Supporting Inclusions for Children with Disabilities Through Workforce Development
The word accessible is often used when discussing the key asks of the childcare sector. This can be broken down into categories such as locality, financial accessibility, and inclusive settings for all. Ensuring and improving accessibility is a main objective for the NI Executive’s Early Learning and Childcare Strategy for Northern Ireland to address. We need a strategy that is ambitious in medium- and long-term goals and sets a precedent for what we wish to achieve for this generation of children and the future generations to come.
Research concerned with early years care and education points to the significance of this period and the impact that it has on later life outcomes for individuals. Given their greater risk of experiencing poor outcomes in adulthood, for children with a disability this becomes even more relevant. Early intervention and support is therefore key to ensuring that children with a disability thrive and flourish in their early years, laying the foundation to ensure they can reach their potential in the future.
Children with disabilities do not have equal access to childcare. The recent Employers for Childcare survey (2021) highlighted this inequality, with 87% of parents who have a child with a disability, stating that there was insufficient childcare provision to support their child. High quality provision within the early years is proven to increase social opportunities, create communities and scaffold children’s learning and boost brain development. Early years pedagogical and care practice is child-centred, creating play environments that are based on individual needs and motivations, making it the ideal environment for children with a disability to flourish.
Wider socio- economic benefits also follow suit when childcare becomes inclusive. Parents/carers can return to employment or training enabling significant economic gain and positive impact on individual wellbeing. Inclusion builds diverse friendships, develops understanding of individual difference, and progresses skills in empathy. It creates a community of learners who value individual worth and the contributions of all.
The gap remains between theory of inclusion and practice and while many practitioners within the early years sector strive to create inclusive environments and support children with disability, we are lacking the infrastructure to make that vision a reality. Training and continued professional development have an important role in creating inclusion within childcare. However, early years professionals often do not receive the support, training and supervision needed to ensure they are equipped with the necessary competencies to work with children who have a disability / learning disability, including those with challenging behaviours.

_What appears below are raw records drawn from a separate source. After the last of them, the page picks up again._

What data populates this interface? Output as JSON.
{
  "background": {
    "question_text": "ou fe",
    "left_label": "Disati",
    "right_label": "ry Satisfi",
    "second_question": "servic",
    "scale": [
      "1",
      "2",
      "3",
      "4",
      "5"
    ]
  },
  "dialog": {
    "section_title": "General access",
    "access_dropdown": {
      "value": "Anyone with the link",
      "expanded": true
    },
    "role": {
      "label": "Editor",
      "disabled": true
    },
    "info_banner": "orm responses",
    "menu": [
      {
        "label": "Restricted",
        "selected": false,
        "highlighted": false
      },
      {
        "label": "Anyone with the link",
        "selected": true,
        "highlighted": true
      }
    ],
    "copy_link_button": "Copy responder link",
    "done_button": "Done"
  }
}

Improving knowledge of strategies of support and individual needs helps practitioners to create meaningful opportunities for learning and engagement.
Mencap Northern Ireland has created a suite of training courses that range from short introductory workshops to a 9-week accredited OCN NI course, covering key areas of support that will enable early years practitioners to bridge the gap between theory and practice. These workshops draw on the expertise and learning from programmes delivered within our state-of-the-art Children’s Centre that has been supporting children with a learning disability since 1969, as well as the research lead strategies that the organisation adopts in many of our other services, such as Positive Behaviour Support.
To date, we have delivered training to over 450 practitioners from a range of early years settings across Northern Ireland, with survey feedback consistently suggesting it is highly relevant to that sector. We are currently evaluating the programme and intend to use this evidence to further grow our training model and form the basis of a new early intervention paper, in follow-up to our ‘Creating Brighter Futures’ policy and practice briefing (2018).
To make inclusion a reality, the first step should be investment in the early years work force, building knowledge and skills in a sector which can provide the much-needed early intervention children with a disability and their families need.
Early Years Programme Facilitator
Mencap Northern Ireland